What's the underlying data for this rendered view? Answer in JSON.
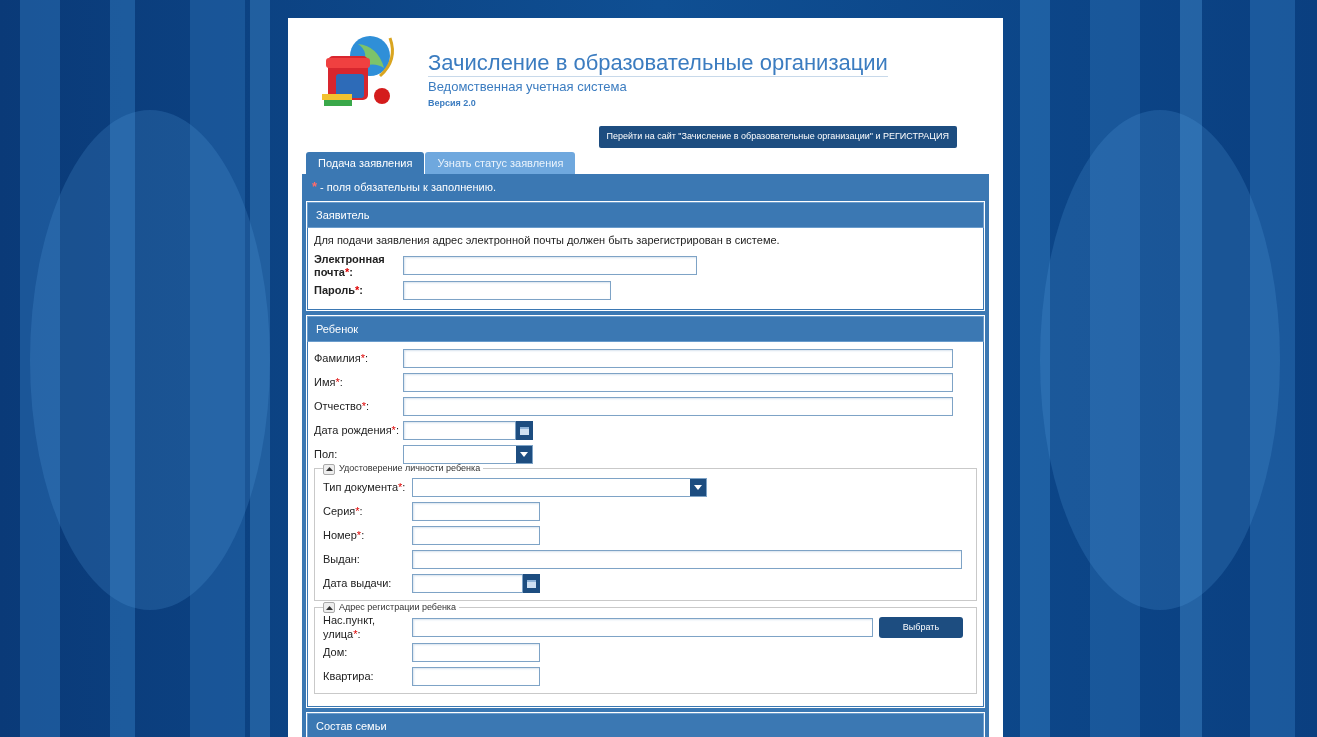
{
  "header": {
    "title": "Зачисление в образовательные организации",
    "subtitle": "Ведомственная учетная система",
    "version": "Версия 2.0"
  },
  "link_button": {
    "label": "Перейти на сайт \"Зачисление в образовательные организации\" и РЕГИСТРАЦИЯ"
  },
  "tabs": [
    {
      "label": "Подача заявления",
      "selected": true
    },
    {
      "label": "Узнать статус заявления",
      "selected": false
    }
  ],
  "required_note": {
    "mark": "*",
    "text": "- поля обязательны к заполнению."
  },
  "sections": [
    {
      "title": "Заявитель",
      "note": "Для подачи заявления адрес электронной почты должен быть зарегистрирован в системе.",
      "bold_labels": true,
      "fields": [
        {
          "label": "Электронная почта",
          "required": "*",
          "colon": ":",
          "kind": "text"
        },
        {
          "label": "Пароль",
          "required": "*",
          "colon": ":",
          "kind": "text"
        }
      ]
    },
    {
      "title": "Ребенок",
      "bold_labels": false,
      "fields": [
        {
          "label": "Фамилия",
          "required": "*",
          "colon": ":",
          "kind": "text"
        },
        {
          "label": "Имя",
          "required": "*",
          "colon": ":",
          "kind": "text"
        },
        {
          "label": "Отчество",
          "required": "*",
          "colon": ":",
          "kind": "text"
        },
        {
          "label": "Дата рождения",
          "required": "*",
          "colon": ":",
          "kind": "date"
        },
        {
          "label": "Пол",
          "colon": ":",
          "kind": "select"
        }
      ],
      "groups": [
        {
          "title": "Удостоверение личности ребенка",
          "expanded": true,
          "fields": [
            {
              "label": "Тип документа",
              "required": "*",
              "colon": ":",
              "kind": "select"
            },
            {
              "label": "Серия",
              "required": "*",
              "colon": ":",
              "kind": "text"
            },
            {
              "label": "Номер",
              "required": "*",
              "colon": ":",
              "kind": "text"
            },
            {
              "label": "Выдан",
              "colon": ":",
              "kind": "text"
            },
            {
              "label": "Дата выдачи",
              "colon": ":",
              "kind": "date"
            }
          ]
        },
        {
          "title": "Адрес регистрации ребенка",
          "expanded": true,
          "fields": [
            {
              "label": "Нас.пункт, улица",
              "required": "*",
              "colon": ":",
              "kind": "picker",
              "button": "Выбрать"
            },
            {
              "label": "Дом",
              "colon": ":",
              "kind": "text"
            },
            {
              "label": "Квартира",
              "colon": ":",
              "kind": "text"
            }
          ]
        }
      ]
    },
    {
      "title": "Состав семьи"
    }
  ]
}
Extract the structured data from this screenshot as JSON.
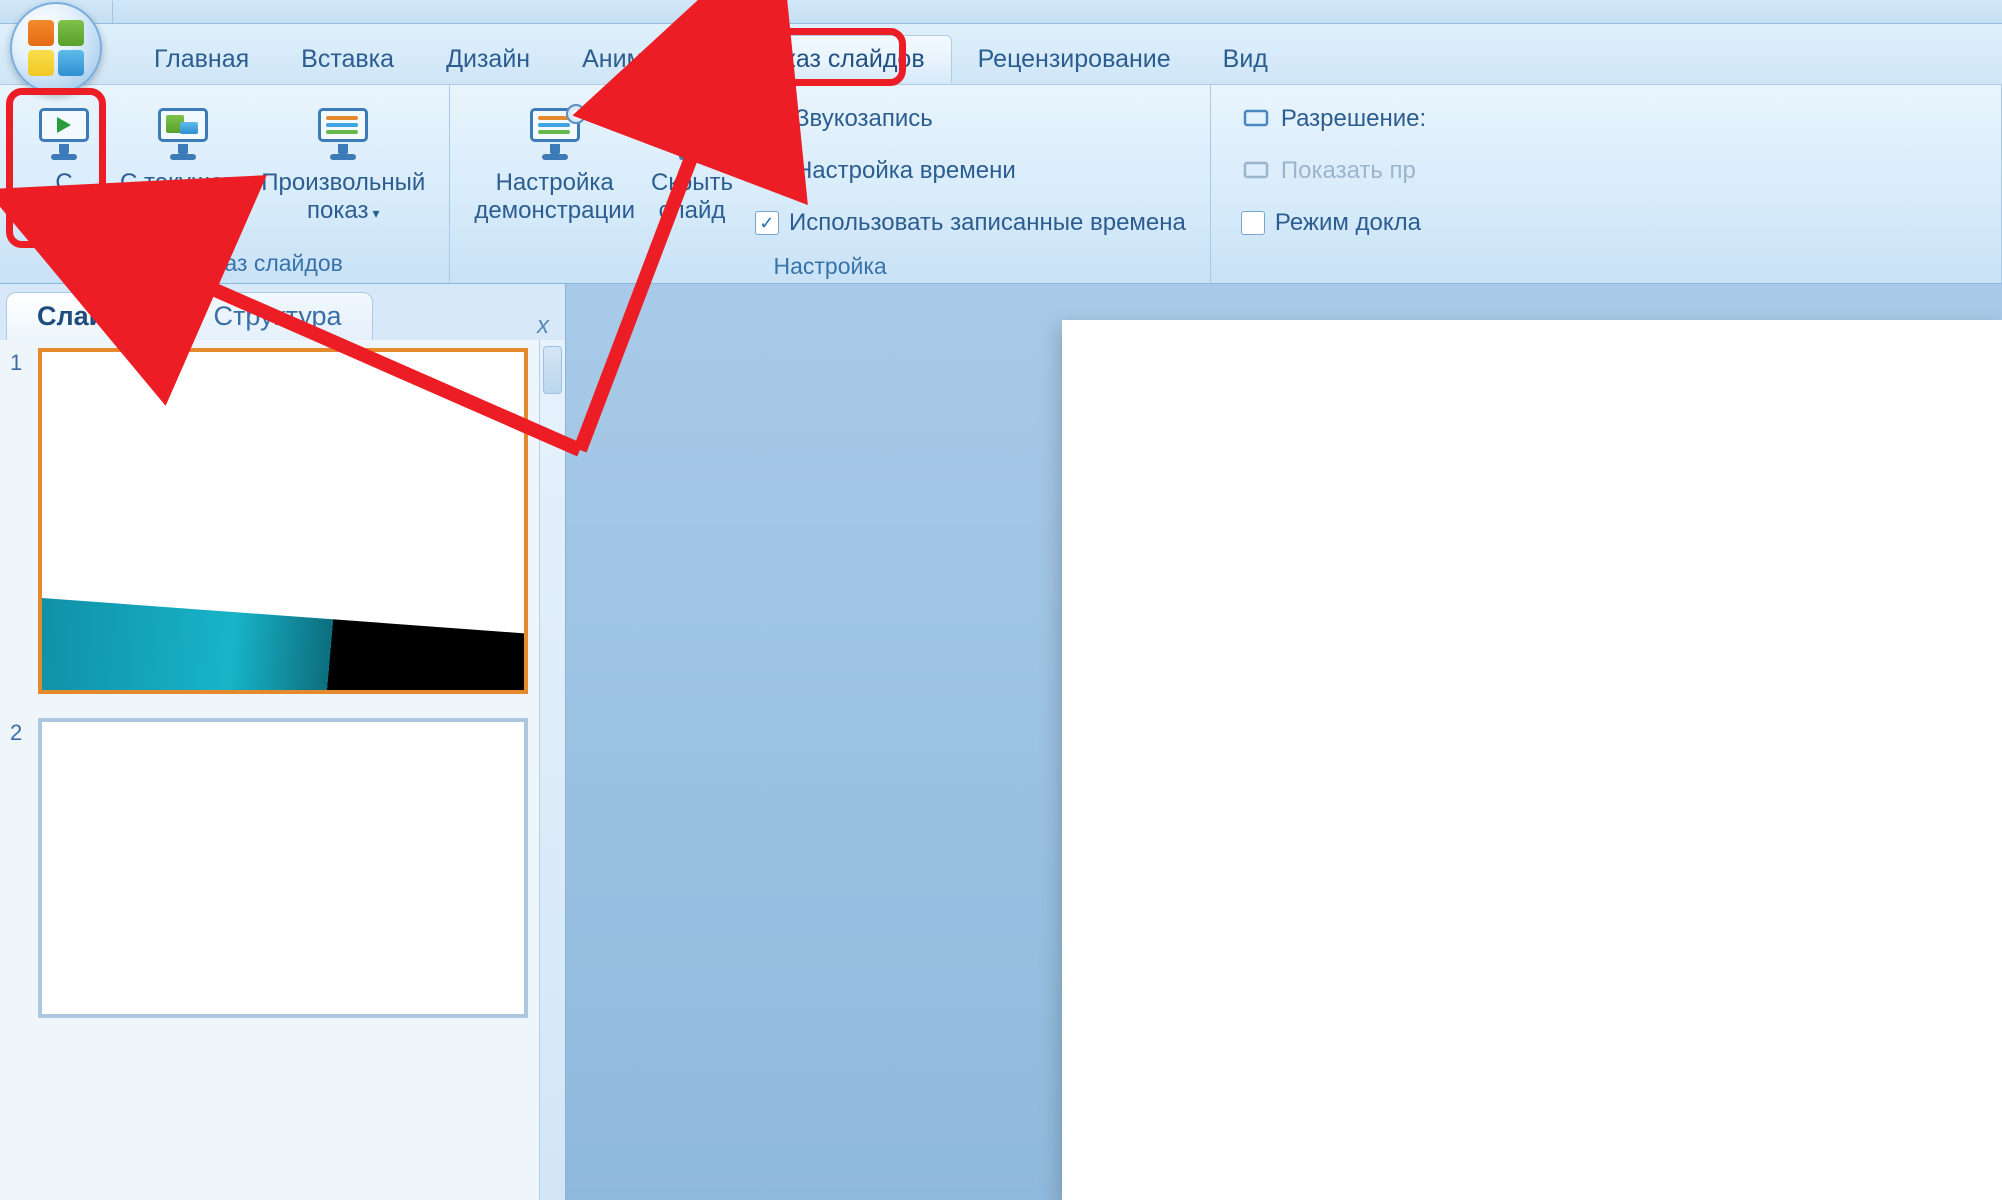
{
  "tabs": {
    "items": [
      "Главная",
      "Вставка",
      "Дизайн",
      "Анимация",
      "Показ слайдов",
      "Рецензирование",
      "Вид"
    ],
    "active_index": 4
  },
  "ribbon": {
    "group_start": {
      "title": "Начать показ слайдов",
      "from_beginning": "С\nначала",
      "from_current": "С текущего\nслайда",
      "custom": "Произвольный\nпоказ"
    },
    "group_setup": {
      "title": "Настройка",
      "setup_show": "Настройка\nдемонстрации",
      "hide_slide": "Скрыть\nслайд",
      "record": "Звукозапись",
      "rehearse": "Настройка времени",
      "use_timings": "Использовать записанные времена",
      "use_timings_checked": true
    },
    "group_monitors": {
      "resolution": "Разрешение:",
      "show_on": "Показать пр",
      "presenter": "Режим докла",
      "presenter_checked": false
    }
  },
  "pane": {
    "tab_slides": "Слайды",
    "tab_outline": "Структура",
    "close_glyph": "x"
  },
  "thumbnails": [
    {
      "num": "1",
      "highlighted": true,
      "wave": true
    },
    {
      "num": "2",
      "highlighted": false,
      "wave": false
    }
  ]
}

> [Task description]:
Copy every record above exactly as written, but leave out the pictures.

> [Result]:
What's the underlying data for this rendered view? Answer in JSON.
{
  "header": {
    "title": "Зачисление в образовательные организации",
    "subtitle": "Ведомственная учетная система",
    "version": "Версия 2.0"
  },
  "link_button": {
    "label": "Перейти на сайт \"Зачисление в образовательные организации\" и РЕГИСТРАЦИЯ"
  },
  "tabs": [
    {
      "label": "Подача заявления",
      "selected": true
    },
    {
      "label": "Узнать статус заявления",
      "selected": false
    }
  ],
  "required_note": {
    "mark": "*",
    "text": "- поля обязательны к заполнению."
  },
  "sections": [
    {
      "title": "Заявитель",
      "note": "Для подачи заявления адрес электронной почты должен быть зарегистрирован в системе.",
      "bold_labels": true,
      "fields": [
        {
          "label": "Электронная почта",
          "required": "*",
          "colon": ":",
          "kind": "text"
        },
        {
          "label": "Пароль",
          "required": "*",
          "colon": ":",
          "kind": "text"
        }
      ]
    },
    {
      "title": "Ребенок",
      "bold_labels": false,
      "fields": [
        {
          "label": "Фамилия",
          "required": "*",
          "colon": ":",
          "kind": "text"
        },
        {
          "label": "Имя",
          "required": "*",
          "colon": ":",
          "kind": "text"
        },
        {
          "label": "Отчество",
          "required": "*",
          "colon": ":",
          "kind": "text"
        },
        {
          "label": "Дата рождения",
          "required": "*",
          "colon": ":",
          "kind": "date"
        },
        {
          "label": "Пол",
          "colon": ":",
          "kind": "select"
        }
      ],
      "groups": [
        {
          "title": "Удостоверение личности ребенка",
          "expanded": true,
          "fields": [
            {
              "label": "Тип документа",
              "required": "*",
              "colon": ":",
              "kind": "select"
            },
            {
              "label": "Серия",
              "required": "*",
              "colon": ":",
              "kind": "text"
            },
            {
              "label": "Номер",
              "required": "*",
              "colon": ":",
              "kind": "text"
            },
            {
              "label": "Выдан",
              "colon": ":",
              "kind": "text"
            },
            {
              "label": "Дата выдачи",
              "colon": ":",
              "kind": "date"
            }
          ]
        },
        {
          "title": "Адрес регистрации ребенка",
          "expanded": true,
          "fields": [
            {
              "label": "Нас.пункт, улица",
              "required": "*",
              "colon": ":",
              "kind": "picker",
              "button": "Выбрать"
            },
            {
              "label": "Дом",
              "colon": ":",
              "kind": "text"
            },
            {
              "label": "Квартира",
              "colon": ":",
              "kind": "text"
            }
          ]
        }
      ]
    },
    {
      "title": "Состав семьи"
    }
  ]
}
Extract the structured data from this screenshot as JSON.
{
  "tabs": {
    "items": [
      "Главная",
      "Вставка",
      "Дизайн",
      "Анимация",
      "Показ слайдов",
      "Рецензирование",
      "Вид"
    ],
    "active_index": 4
  },
  "ribbon": {
    "group_start": {
      "title": "Начать показ слайдов",
      "from_beginning": "С\nначала",
      "from_current": "С текущего\nслайда",
      "custom": "Произвольный\nпоказ"
    },
    "group_setup": {
      "title": "Настройка",
      "setup_show": "Настройка\nдемонстрации",
      "hide_slide": "Скрыть\nслайд",
      "record": "Звукозапись",
      "rehearse": "Настройка времени",
      "use_timings": "Использовать записанные времена",
      "use_timings_checked": true
    },
    "group_monitors": {
      "resolution": "Разрешение:",
      "show_on": "Показать пр",
      "presenter": "Режим докла",
      "presenter_checked": false
    }
  },
  "pane": {
    "tab_slides": "Слайды",
    "tab_outline": "Структура",
    "close_glyph": "x"
  },
  "thumbnails": [
    {
      "num": "1",
      "highlighted": true,
      "wave": true
    },
    {
      "num": "2",
      "highlighted": false,
      "wave": false
    }
  ]
}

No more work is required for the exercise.